TASK INSTRUCTIONS: Line by line, print the records exactly as they are, dropping the pictures.

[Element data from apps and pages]
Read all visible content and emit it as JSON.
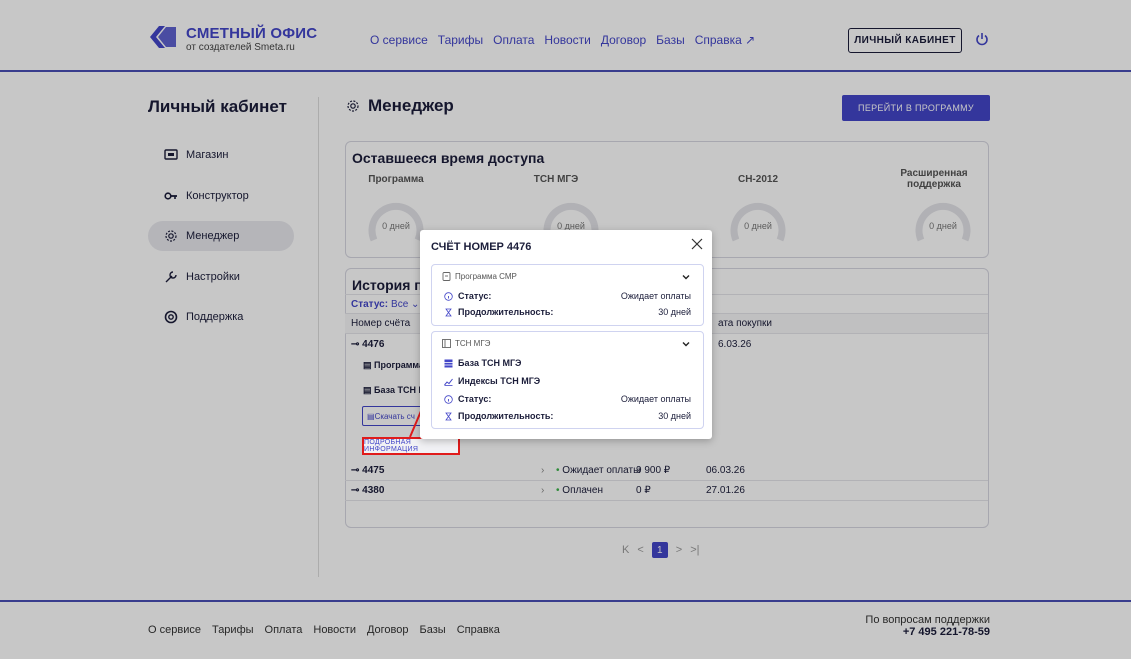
{
  "header": {
    "logo_title": "СМЕТНЫЙ ОФИС",
    "logo_sub": "от создателей Smeta.ru",
    "nav": [
      "О сервисе",
      "Тарифы",
      "Оплата",
      "Новости",
      "Договор",
      "Базы",
      "Справка ↗"
    ],
    "cabinet_button": "ЛИЧНЫЙ КАБИНЕТ"
  },
  "sidebar": {
    "title": "Личный кабинет",
    "items": [
      {
        "label": "Магазин",
        "icon": "shop-icon"
      },
      {
        "label": "Конструктор",
        "icon": "key-icon"
      },
      {
        "label": "Менеджер",
        "icon": "gear-icon",
        "active": true
      },
      {
        "label": "Настройки",
        "icon": "wrench-icon"
      },
      {
        "label": "Поддержка",
        "icon": "lifebuoy-icon"
      }
    ]
  },
  "main": {
    "title": "Менеджер",
    "go_button": "ПЕРЕЙТИ В ПРОГРАММУ",
    "access": {
      "title": "Оставшееся время доступа",
      "gauges": [
        {
          "label": "Программа",
          "value": "0 дней"
        },
        {
          "label": "ТСН МГЭ",
          "value": "0 дней"
        },
        {
          "label": "СН-2012",
          "value": "0 дней"
        },
        {
          "label": "Расширенная поддержка",
          "value": "0 дней"
        }
      ]
    },
    "history": {
      "title": "История пок",
      "status_label": "Статус:",
      "status_value": "Все ⌄",
      "col_number": "Номер счёта",
      "col_date": "ата покупки",
      "expanded": {
        "number": "4476",
        "date": "6.03.26",
        "item1": "Программа",
        "item2": "База ТСН МГ",
        "download": "Скачать сч",
        "details": "ПОДРОБНАЯ ИНФОРМАЦИЯ"
      },
      "rows": [
        {
          "number": "4475",
          "status": "Ожидает оплаты",
          "sum": "9 900 ₽",
          "date": "06.03.26"
        },
        {
          "number": "4380",
          "status": "Оплачен",
          "sum": "0 ₽",
          "date": "27.01.26"
        }
      ]
    },
    "pager": {
      "first": "K",
      "prev": "<",
      "current": "1",
      "next": ">",
      "last": ">|"
    }
  },
  "footer": {
    "nav": [
      "О сервисе",
      "Тарифы",
      "Оплата",
      "Новости",
      "Договор",
      "Базы",
      "Справка"
    ],
    "support_label": "По вопросам поддержки",
    "phone": "+7 495 221-78-59"
  },
  "modal": {
    "title": "СЧЁТ НОМЕР 4476",
    "panel1": {
      "name": "Программа СМР",
      "status_label": "Статус:",
      "status_value": "Ожидает оплаты",
      "duration_label": "Продолжительность:",
      "duration_value": "30 дней"
    },
    "panel2": {
      "name": "ТСН МГЭ",
      "item1": "База ТСН МГЭ",
      "item2": "Индексы ТСН МГЭ",
      "status_label": "Статус:",
      "status_value": "Ожидает оплаты",
      "duration_label": "Продолжительность:",
      "duration_value": "30 дней"
    }
  },
  "colors": {
    "accent": "#4346c8",
    "annotation": "#e01b1b",
    "status_green": "#3bb24a"
  }
}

RESPONSE AREA:
Read all visible content and emit it as JSON.
{
  "header": {
    "logo_title": "СМЕТНЫЙ ОФИС",
    "logo_sub": "от создателей Smeta.ru",
    "nav": [
      "О сервисе",
      "Тарифы",
      "Оплата",
      "Новости",
      "Договор",
      "Базы",
      "Справка ↗"
    ],
    "cabinet_button": "ЛИЧНЫЙ КАБИНЕТ"
  },
  "sidebar": {
    "title": "Личный кабинет",
    "items": [
      {
        "label": "Магазин",
        "icon": "shop-icon"
      },
      {
        "label": "Конструктор",
        "icon": "key-icon"
      },
      {
        "label": "Менеджер",
        "icon": "gear-icon",
        "active": true
      },
      {
        "label": "Настройки",
        "icon": "wrench-icon"
      },
      {
        "label": "Поддержка",
        "icon": "lifebuoy-icon"
      }
    ]
  },
  "main": {
    "title": "Менеджер",
    "go_button": "ПЕРЕЙТИ В ПРОГРАММУ",
    "access": {
      "title": "Оставшееся время доступа",
      "gauges": [
        {
          "label": "Программа",
          "value": "0 дней"
        },
        {
          "label": "ТСН МГЭ",
          "value": "0 дней"
        },
        {
          "label": "СН-2012",
          "value": "0 дней"
        },
        {
          "label": "Расширенная поддержка",
          "value": "0 дней"
        }
      ]
    },
    "history": {
      "title": "История пок",
      "status_label": "Статус:",
      "status_value": "Все ⌄",
      "col_number": "Номер счёта",
      "col_date": "ата покупки",
      "expanded": {
        "number": "4476",
        "date": "6.03.26",
        "item1": "Программа",
        "item2": "База ТСН МГ",
        "download": "Скачать сч",
        "details": "ПОДРОБНАЯ ИНФОРМАЦИЯ"
      },
      "rows": [
        {
          "number": "4475",
          "status": "Ожидает оплаты",
          "sum": "9 900 ₽",
          "date": "06.03.26"
        },
        {
          "number": "4380",
          "status": "Оплачен",
          "sum": "0 ₽",
          "date": "27.01.26"
        }
      ]
    },
    "pager": {
      "first": "K",
      "prev": "<",
      "current": "1",
      "next": ">",
      "last": ">|"
    }
  },
  "footer": {
    "nav": [
      "О сервисе",
      "Тарифы",
      "Оплата",
      "Новости",
      "Договор",
      "Базы",
      "Справка"
    ],
    "support_label": "По вопросам поддержки",
    "phone": "+7 495 221-78-59"
  },
  "modal": {
    "title": "СЧЁТ НОМЕР 4476",
    "panel1": {
      "name": "Программа СМР",
      "status_label": "Статус:",
      "status_value": "Ожидает оплаты",
      "duration_label": "Продолжительность:",
      "duration_value": "30 дней"
    },
    "panel2": {
      "name": "ТСН МГЭ",
      "item1": "База ТСН МГЭ",
      "item2": "Индексы ТСН МГЭ",
      "status_label": "Статус:",
      "status_value": "Ожидает оплаты",
      "duration_label": "Продолжительность:",
      "duration_value": "30 дней"
    }
  },
  "colors": {
    "accent": "#4346c8",
    "annotation": "#e01b1b",
    "status_green": "#3bb24a"
  }
}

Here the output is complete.